*** Opening of Provided data ***
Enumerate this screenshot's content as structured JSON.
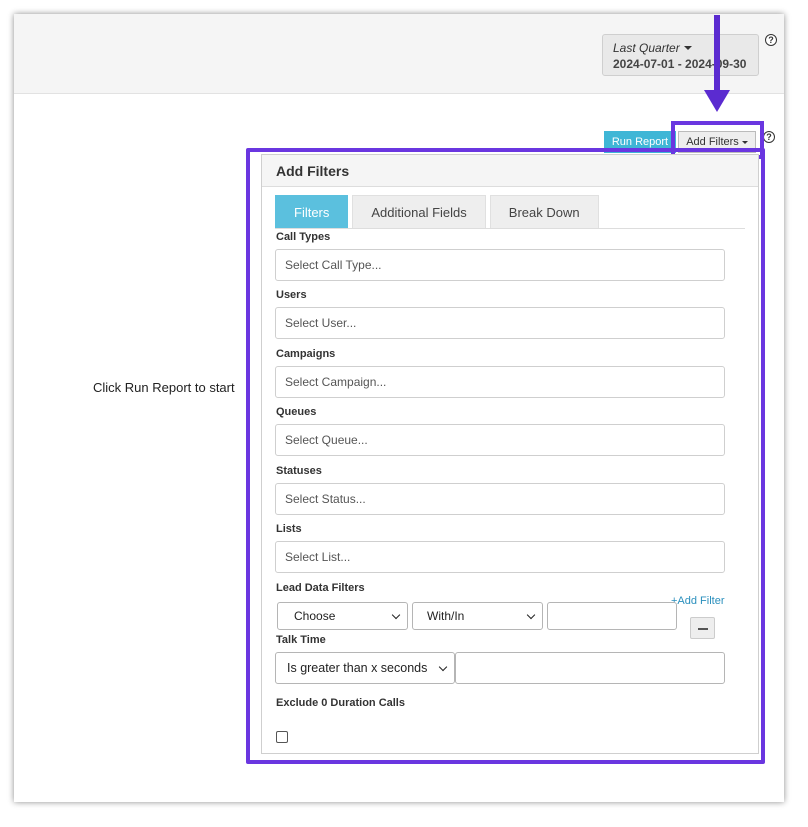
{
  "date_picker": {
    "label": "Last Quarter",
    "range": "2024-07-01 - 2024-09-30"
  },
  "help_glyph": "?",
  "toolbar": {
    "run_report": "Run Report",
    "add_filters": "Add Filters"
  },
  "main": {
    "empty_message": "Click Run Report to start"
  },
  "panel": {
    "title": "Add Filters",
    "tabs": [
      {
        "label": "Filters",
        "active": true
      },
      {
        "label": "Additional Fields",
        "active": false
      },
      {
        "label": "Break Down",
        "active": false
      }
    ],
    "fields": {
      "call_types": {
        "label": "Call Types",
        "placeholder": "Select Call Type..."
      },
      "users": {
        "label": "Users",
        "placeholder": "Select User..."
      },
      "campaigns": {
        "label": "Campaigns",
        "placeholder": "Select Campaign..."
      },
      "queues": {
        "label": "Queues",
        "placeholder": "Select Queue..."
      },
      "statuses": {
        "label": "Statuses",
        "placeholder": "Select Status..."
      },
      "lists": {
        "label": "Lists",
        "placeholder": "Select List..."
      }
    },
    "lead_data": {
      "label": "Lead Data Filters",
      "add_link": "+Add Filter",
      "field_select": "Choose",
      "operator_select": "With/In",
      "value": ""
    },
    "talk_time": {
      "label": "Talk Time",
      "operator_select": "Is greater than x seconds",
      "value": ""
    },
    "exclude_zero": {
      "label": "Exclude 0 Duration Calls",
      "checked": false
    }
  },
  "colors": {
    "accent": "#5bc0de",
    "run_button": "#3fb6d6",
    "highlight": "#6a36e0",
    "link": "#2a8fbd"
  }
}
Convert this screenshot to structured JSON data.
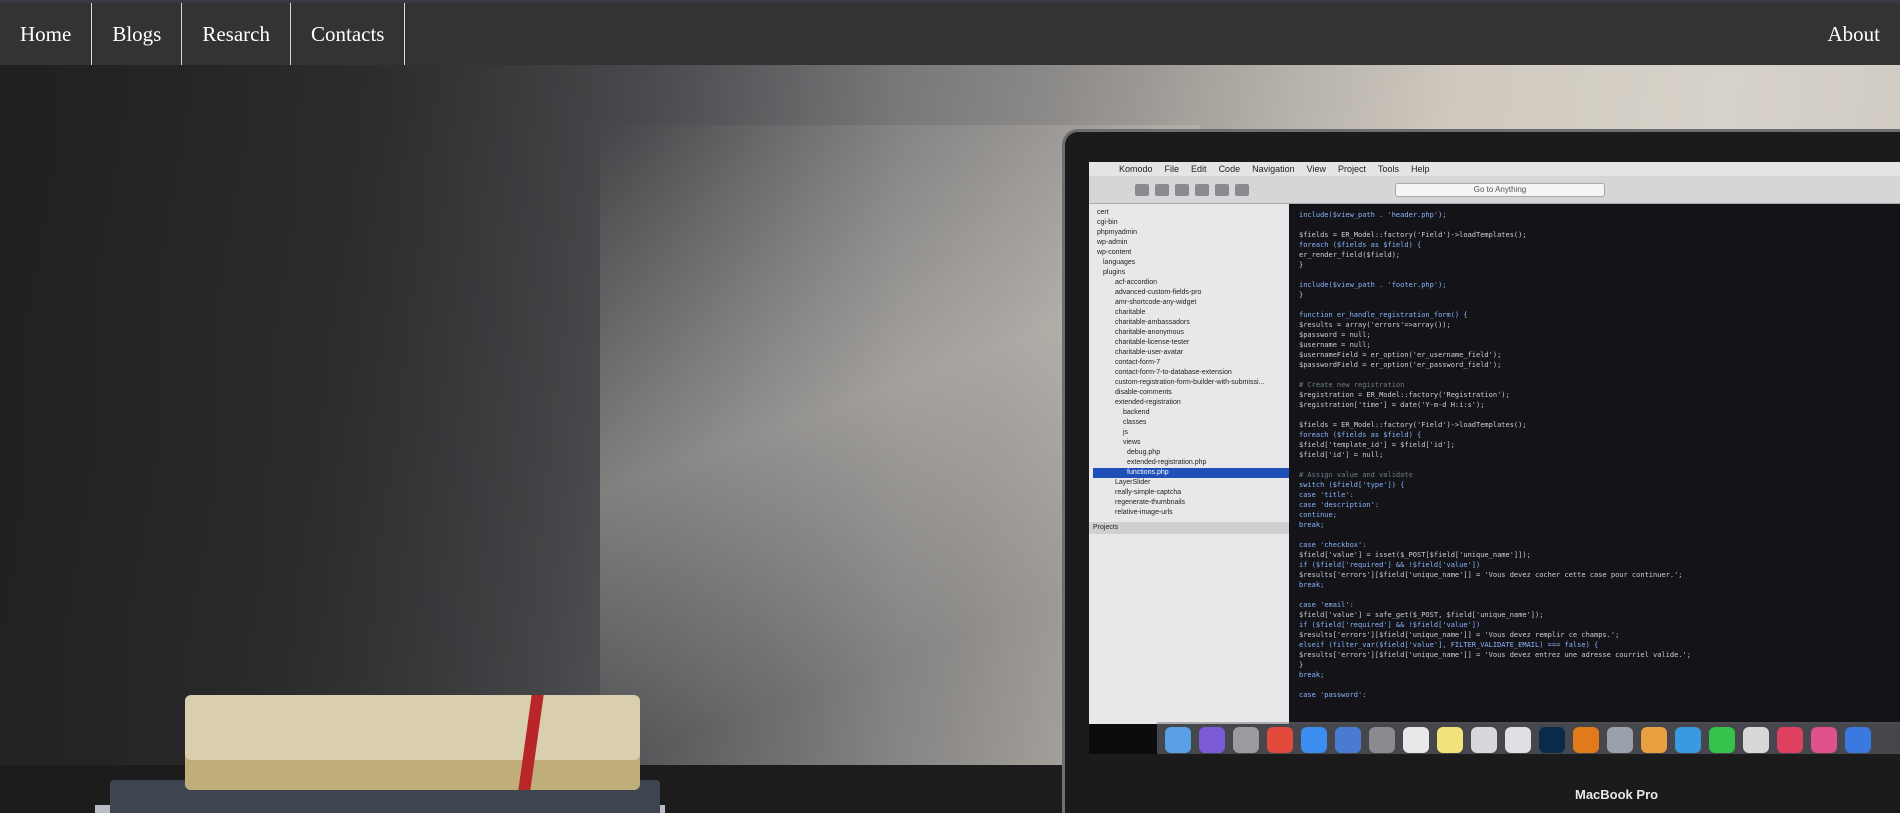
{
  "nav": {
    "left": [
      {
        "label": "Home"
      },
      {
        "label": "Blogs"
      },
      {
        "label": "Resarch"
      },
      {
        "label": "Contacts"
      }
    ],
    "right": {
      "label": "About"
    }
  },
  "hero": {
    "ide": {
      "menu": [
        "Komodo",
        "File",
        "Edit",
        "Code",
        "Navigation",
        "View",
        "Project",
        "Tools",
        "Help"
      ],
      "goto_placeholder": "Go to Anything",
      "sidebar_items": [
        "cert",
        "cgi-bin",
        "phpmyadmin",
        "wp-admin",
        "wp-content",
        "languages",
        "plugins",
        "acf-accordion",
        "advanced-custom-fields-pro",
        "amr-shortcode-any-widget",
        "charitable",
        "charitable-ambassadors",
        "charitable-anonymous",
        "charitable-license-tester",
        "charitable-user-avatar",
        "contact-form-7",
        "contact-form-7-to-database-extension",
        "custom-registration-form-builder-with-submissi...",
        "disable-comments",
        "extended-registration",
        "backend",
        "classes",
        "js",
        "views",
        "debug.php",
        "extended-registration.php",
        "functions.php",
        "LayerSlider",
        "really-simple-captcha",
        "regenerate-thumbnails",
        "relative-image-urls"
      ],
      "selected_item": "functions.php",
      "projects_label": "Projects",
      "code": [
        "include($view_path . 'header.php');",
        "",
        "$fields = ER_Model::factory('Field')->loadTemplates();",
        "foreach ($fields as $field) {",
        "    er_render_field($field);",
        "}",
        "",
        "include($view_path . 'footer.php');",
        "}",
        "",
        "function er_handle_registration_form() {",
        "  $results = array('errors'=>array());",
        "  $password = null;",
        "  $username = null;",
        "  $usernameField = er_option('er_username_field');",
        "  $passwordField = er_option('er_password_field');",
        "",
        "  # Create new registration",
        "  $registration = ER_Model::factory('Registration');",
        "  $registration['time'] = date('Y-m-d H:i:s');",
        "",
        "  $fields = ER_Model::factory('Field')->loadTemplates();",
        "  foreach ($fields as $field) {",
        "    $field['template_id'] = $field['id'];",
        "    $field['id'] = null;",
        "",
        "    # Assign value and validate",
        "    switch ($field['type']) {",
        "      case 'title':",
        "      case 'description':",
        "        continue;",
        "        break;",
        "",
        "      case 'checkbox':",
        "        $field['value'] = isset($_POST[$field['unique_name']]);",
        "        if ($field['required'] && !$field['value'])",
        "          $results['errors'][$field['unique_name']] = 'Vous devez cocher cette case pour continuer.';",
        "        break;",
        "",
        "      case 'email':",
        "        $field['value'] = safe_get($_POST, $field['unique_name']);",
        "        if ($field['required'] && !$field['value'])",
        "          $results['errors'][$field['unique_name']] = 'Vous devez remplir ce champs.';",
        "        elseif (filter_var($field['value'], FILTER_VALIDATE_EMAIL) === false) {",
        "          $results['errors'][$field['unique_name']] = 'Vous devez entrez une adresse courriel valide.';",
        "        }",
        "        break;",
        "",
        "      case 'password':"
      ]
    },
    "laptop_label": "MacBook Pro",
    "dock_colors": [
      "#5aa0e6",
      "#7b5cd6",
      "#9a9aa0",
      "#e24a3b",
      "#3b8df0",
      "#4a7bd0",
      "#8a8a90",
      "#e8e8ea",
      "#f2e27a",
      "#d8d8dc",
      "#e0e0e4",
      "#0a2a4a",
      "#e07a1a",
      "#9aa0aa",
      "#e8a040",
      "#3a9ae0",
      "#35c24a",
      "#d8d8d8",
      "#e04060",
      "#e0508a",
      "#3a7ae0"
    ]
  }
}
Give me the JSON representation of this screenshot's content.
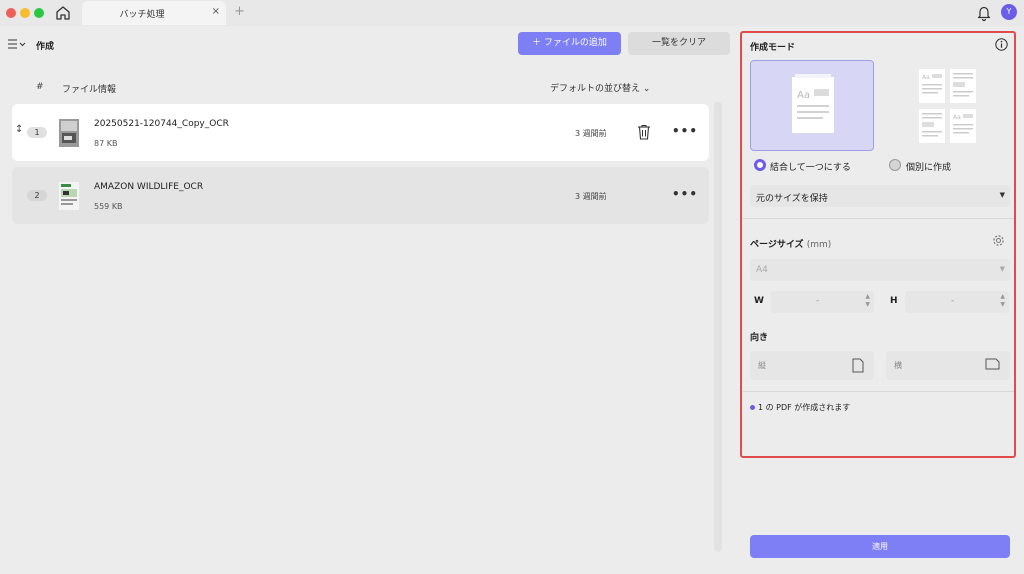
{
  "window": {
    "tab_title": "バッチ処理",
    "tab_close": "×",
    "tab_add": "+",
    "avatar_initial": "Y"
  },
  "toolbar": {
    "title": "作成",
    "add_file_label": "＋ ファイルの追加",
    "clear_list_label": "一覧をクリア"
  },
  "list": {
    "col_number": "#",
    "col_file_info": "ファイル情報",
    "sort_label": "デフォルトの並び替え",
    "files": [
      {
        "index": "1",
        "name": "20250521-120744_Copy_OCR",
        "size": "87 KB",
        "time": "3 週間前"
      },
      {
        "index": "2",
        "name": "AMAZON WILDLIFE_OCR",
        "size": "559 KB",
        "time": "3 週間前"
      }
    ]
  },
  "panel": {
    "title": "作成モード",
    "mode_combine": "結合して一つにする",
    "mode_separate": "個別に作成",
    "selected_mode": "combine",
    "size_option": "元のサイズを保持",
    "page_size_label": "ページサイズ",
    "page_size_unit": "(mm)",
    "page_size_value": "A4",
    "width_label": "W",
    "height_label": "H",
    "width_value": "-",
    "height_value": "-",
    "orientation_label": "向き",
    "portrait": "縦",
    "landscape": "横",
    "result_info": "1 の PDF が作成されます",
    "apply_label": "適用",
    "card_text": "Aa"
  },
  "colors": {
    "accent": "#7e7ef5",
    "highlight_border": "#e04b4b",
    "selected_card": "#d7d7f5"
  },
  "icons": [
    "home-icon",
    "bell-icon",
    "menu-icon",
    "trash-icon",
    "more-icon",
    "info-icon",
    "gear-icon",
    "portrait-icon",
    "landscape-icon",
    "drag-handle-icon"
  ]
}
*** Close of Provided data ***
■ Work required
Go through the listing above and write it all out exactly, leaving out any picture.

■ Written answer
Enumerate this screenshot's content as structured JSON.
{
  "date_picker": {
    "label": "Last Quarter",
    "range": "2024-07-01 - 2024-09-30"
  },
  "help_glyph": "?",
  "toolbar": {
    "run_report": "Run Report",
    "add_filters": "Add Filters"
  },
  "main": {
    "empty_message": "Click Run Report to start"
  },
  "panel": {
    "title": "Add Filters",
    "tabs": [
      {
        "label": "Filters",
        "active": true
      },
      {
        "label": "Additional Fields",
        "active": false
      },
      {
        "label": "Break Down",
        "active": false
      }
    ],
    "fields": {
      "call_types": {
        "label": "Call Types",
        "placeholder": "Select Call Type..."
      },
      "users": {
        "label": "Users",
        "placeholder": "Select User..."
      },
      "campaigns": {
        "label": "Campaigns",
        "placeholder": "Select Campaign..."
      },
      "queues": {
        "label": "Queues",
        "placeholder": "Select Queue..."
      },
      "statuses": {
        "label": "Statuses",
        "placeholder": "Select Status..."
      },
      "lists": {
        "label": "Lists",
        "placeholder": "Select List..."
      }
    },
    "lead_data": {
      "label": "Lead Data Filters",
      "add_link": "+Add Filter",
      "field_select": "Choose",
      "operator_select": "With/In",
      "value": ""
    },
    "talk_time": {
      "label": "Talk Time",
      "operator_select": "Is greater than x seconds",
      "value": ""
    },
    "exclude_zero": {
      "label": "Exclude 0 Duration Calls",
      "checked": false
    }
  },
  "colors": {
    "accent": "#5bc0de",
    "run_button": "#3fb6d6",
    "highlight": "#6a36e0",
    "link": "#2a8fbd"
  }
}
Convert this screenshot to structured JSON data.
{
  "nav": {
    "left": [
      {
        "label": "Home"
      },
      {
        "label": "Blogs"
      },
      {
        "label": "Resarch"
      },
      {
        "label": "Contacts"
      }
    ],
    "right": {
      "label": "About"
    }
  },
  "hero": {
    "ide": {
      "menu": [
        "Komodo",
        "File",
        "Edit",
        "Code",
        "Navigation",
        "View",
        "Project",
        "Tools",
        "Help"
      ],
      "goto_placeholder": "Go to Anything",
      "sidebar_items": [
        "cert",
        "cgi-bin",
        "phpmyadmin",
        "wp-admin",
        "wp-content",
        "languages",
        "plugins",
        "acf-accordion",
        "advanced-custom-fields-pro",
        "amr-shortcode-any-widget",
        "charitable",
        "charitable-ambassadors",
        "charitable-anonymous",
        "charitable-license-tester",
        "charitable-user-avatar",
        "contact-form-7",
        "contact-form-7-to-database-extension",
        "custom-registration-form-builder-with-submissi...",
        "disable-comments",
        "extended-registration",
        "backend",
        "classes",
        "js",
        "views",
        "debug.php",
        "extended-registration.php",
        "functions.php",
        "LayerSlider",
        "really-simple-captcha",
        "regenerate-thumbnails",
        "relative-image-urls"
      ],
      "selected_item": "functions.php",
      "projects_label": "Projects",
      "code": [
        "include($view_path . 'header.php');",
        "",
        "$fields = ER_Model::factory('Field')->loadTemplates();",
        "foreach ($fields as $field) {",
        "    er_render_field($field);",
        "}",
        "",
        "include($view_path . 'footer.php');",
        "}",
        "",
        "function er_handle_registration_form() {",
        "  $results = array('errors'=>array());",
        "  $password = null;",
        "  $username = null;",
        "  $usernameField = er_option('er_username_field');",
        "  $passwordField = er_option('er_password_field');",
        "",
        "  # Create new registration",
        "  $registration = ER_Model::factory('Registration');",
        "  $registration['time'] = date('Y-m-d H:i:s');",
        "",
        "  $fields = ER_Model::factory('Field')->loadTemplates();",
        "  foreach ($fields as $field) {",
        "    $field['template_id'] = $field['id'];",
        "    $field['id'] = null;",
        "",
        "    # Assign value and validate",
        "    switch ($field['type']) {",
        "      case 'title':",
        "      case 'description':",
        "        continue;",
        "        break;",
        "",
        "      case 'checkbox':",
        "        $field['value'] = isset($_POST[$field['unique_name']]);",
        "        if ($field['required'] && !$field['value'])",
        "          $results['errors'][$field['unique_name']] = 'Vous devez cocher cette case pour continuer.';",
        "        break;",
        "",
        "      case 'email':",
        "        $field['value'] = safe_get($_POST, $field['unique_name']);",
        "        if ($field['required'] && !$field['value'])",
        "          $results['errors'][$field['unique_name']] = 'Vous devez remplir ce champs.';",
        "        elseif (filter_var($field['value'], FILTER_VALIDATE_EMAIL) === false) {",
        "          $results['errors'][$field['unique_name']] = 'Vous devez entrez une adresse courriel valide.';",
        "        }",
        "        break;",
        "",
        "      case 'password':"
      ]
    },
    "laptop_label": "MacBook Pro",
    "dock_colors": [
      "#5aa0e6",
      "#7b5cd6",
      "#9a9aa0",
      "#e24a3b",
      "#3b8df0",
      "#4a7bd0",
      "#8a8a90",
      "#e8e8ea",
      "#f2e27a",
      "#d8d8dc",
      "#e0e0e4",
      "#0a2a4a",
      "#e07a1a",
      "#9aa0aa",
      "#e8a040",
      "#3a9ae0",
      "#35c24a",
      "#d8d8d8",
      "#e04060",
      "#e0508a",
      "#3a7ae0"
    ]
  }
}
Give me the JSON representation of this screenshot's content.
{
  "window": {
    "tab_title": "バッチ処理",
    "tab_close": "×",
    "tab_add": "+",
    "avatar_initial": "Y"
  },
  "toolbar": {
    "title": "作成",
    "add_file_label": "＋ ファイルの追加",
    "clear_list_label": "一覧をクリア"
  },
  "list": {
    "col_number": "#",
    "col_file_info": "ファイル情報",
    "sort_label": "デフォルトの並び替え",
    "files": [
      {
        "index": "1",
        "name": "20250521-120744_Copy_OCR",
        "size": "87 KB",
        "time": "3 週間前"
      },
      {
        "index": "2",
        "name": "AMAZON WILDLIFE_OCR",
        "size": "559 KB",
        "time": "3 週間前"
      }
    ]
  },
  "panel": {
    "title": "作成モード",
    "mode_combine": "結合して一つにする",
    "mode_separate": "個別に作成",
    "selected_mode": "combine",
    "size_option": "元のサイズを保持",
    "page_size_label": "ページサイズ",
    "page_size_unit": "(mm)",
    "page_size_value": "A4",
    "width_label": "W",
    "height_label": "H",
    "width_value": "-",
    "height_value": "-",
    "orientation_label": "向き",
    "portrait": "縦",
    "landscape": "横",
    "result_info": "1 の PDF が作成されます",
    "apply_label": "適用",
    "card_text": "Aa"
  },
  "colors": {
    "accent": "#7e7ef5",
    "highlight_border": "#e04b4b",
    "selected_card": "#d7d7f5"
  },
  "icons": [
    "home-icon",
    "bell-icon",
    "menu-icon",
    "trash-icon",
    "more-icon",
    "info-icon",
    "gear-icon",
    "portrait-icon",
    "landscape-icon",
    "drag-handle-icon"
  ]
}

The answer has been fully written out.